Ohio: Historically Redder than National Polls

Ohio: Historically Redder than National Polls

The Obama campaign, realizing that they are trailing in the national polls, is trotting out a new meme: Romney may be ahead nationally, but he’s losing in the swing states, particularly Ohio.

Really? That’s curious. In every presidential election since 1980 except one, the state of Ohio has voted in higher numbers for the Republican candidate, sometimes significantly higher, than the national average.
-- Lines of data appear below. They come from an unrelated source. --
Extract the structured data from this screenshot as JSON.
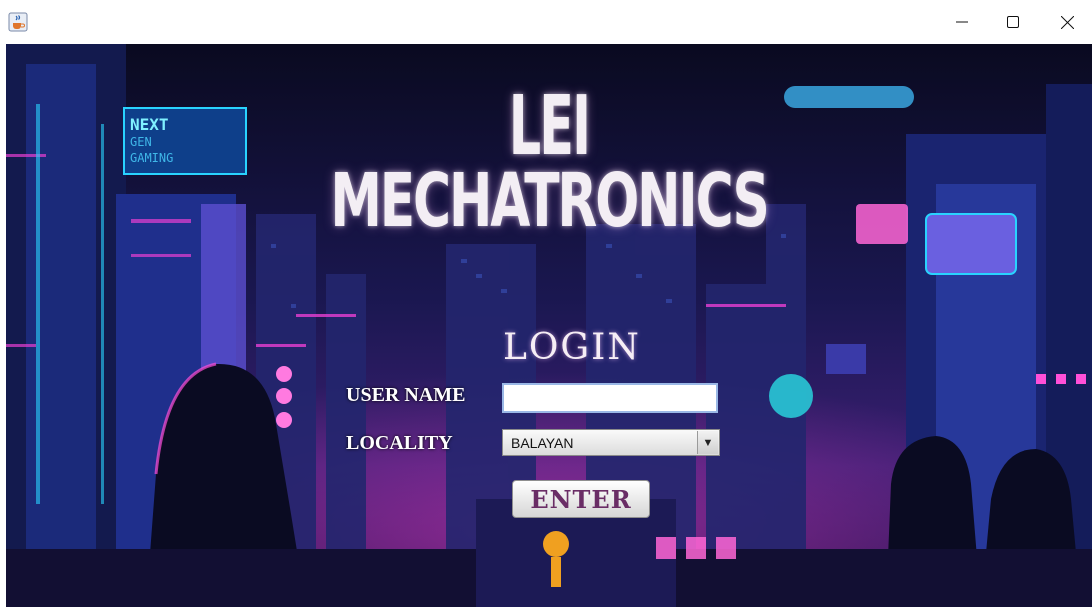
{
  "window": {
    "app_icon": "java-cup-icon",
    "controls": {
      "minimize": "minimize-icon",
      "maximize": "maximize-icon",
      "close": "close-icon"
    }
  },
  "banner": {
    "title_line1": "LEI",
    "title_line2": "MECHATRONICS"
  },
  "login": {
    "heading": "LOGIN",
    "username_label": "USER NAME",
    "username_value": "",
    "locality_label": "LOCALITY",
    "locality_selected": "BALAYAN",
    "enter_label": "ENTER"
  },
  "colors": {
    "accent_pink": "#e83fd2",
    "accent_cyan": "#29d3ff",
    "night_blue": "#1a1c5c",
    "enter_text": "#6a2d66"
  }
}
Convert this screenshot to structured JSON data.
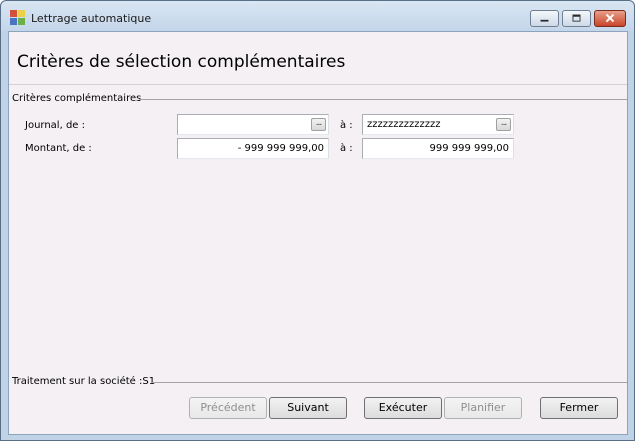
{
  "window": {
    "title": "Lettrage automatique"
  },
  "header": {
    "title": "Critères de sélection complémentaires"
  },
  "criteria": {
    "group_label": "Critères complémentaires",
    "journal": {
      "label": "Journal, de :",
      "from_value": "",
      "to_label": "à :",
      "to_value": "zzzzzzzzzzzzzz",
      "lookup_glyph": "..."
    },
    "montant": {
      "label": "Montant, de :",
      "from_value": "- 999 999 999,00",
      "to_label": "à :",
      "to_value": "999 999 999,00"
    }
  },
  "footer": {
    "label": "Traitement sur la société :S1"
  },
  "buttons": {
    "previous": "Précédent",
    "next": "Suivant",
    "execute": "Exécuter",
    "schedule": "Planifier",
    "close": "Fermer"
  },
  "colors": {
    "client_background": "#f4f0f4",
    "close_button": "#c8442a"
  }
}
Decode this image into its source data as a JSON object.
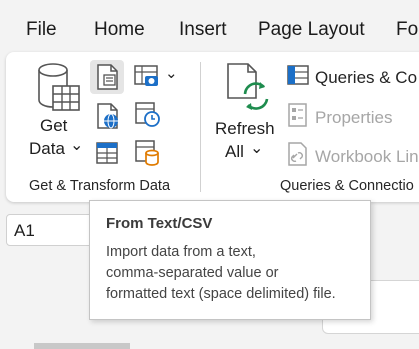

The only exception was in 2004, when George W. Bush had a 3.5% edge nationally, and a 2.1% edge in Ohio.

Let’s look at the numbers:

2008: National average: Obama 52.87, McCain 45.60. Obama ahead 7.27

Ohio: Obama 51.38, McCain 46.80. Obama ahead only 4.5

2004: National average: Bush 51.73, Kerry 48.27 Bush ahead 3.46

Ohio: Bush 51.01, Kerry 48.52. Bush ahead 2.1

2000: National average: Gore 48.38, Bush 47.87 Gore ahead  0.51

Ohio: Bush 49.97, Gore 46.46 Bush ahead 3.51

1996: National average: Clinton 49.23, Dole 40.72 Clinton ahead 8.5

Ohio: Clinton 47.38, Dole 41.02 Clinton only ahead 6.3

1992: National average: Clinton 43.01, George H. Bush 37.45 Clinton ahead 5.56

Ohio: Clinton 40.18, Bush 38.35. Clinton only ahead 1.8

1988: National average: Bush 53.37, Dukakis 45.65. Bush ahead 7.72

Ohio: Bush 55.00, Dukakis 44.15. Bush ahead 10.85

1984: National average: Reagan 58.77, Mondale 40.56 Reagan ahead 18.21

Ohio: Reagan 58.90, Mondale 40.14 Reagan ahead 18.76

1980: National average: Reagan 50.75, Carter 41.01 Reagan ahead 9.74

Ohio: Reagan 51.51, Carter 40.91 Reagan ahead 10.6

This bodes well for the Romney campaign. Because national polls show him with a lead over Obama, history shows that the state of Ohio will do even better for Romney than the polls show.

The Obama campaign can try their new tactic as much as they want, but Ohio is looking rosier for Mitt Romney by the day.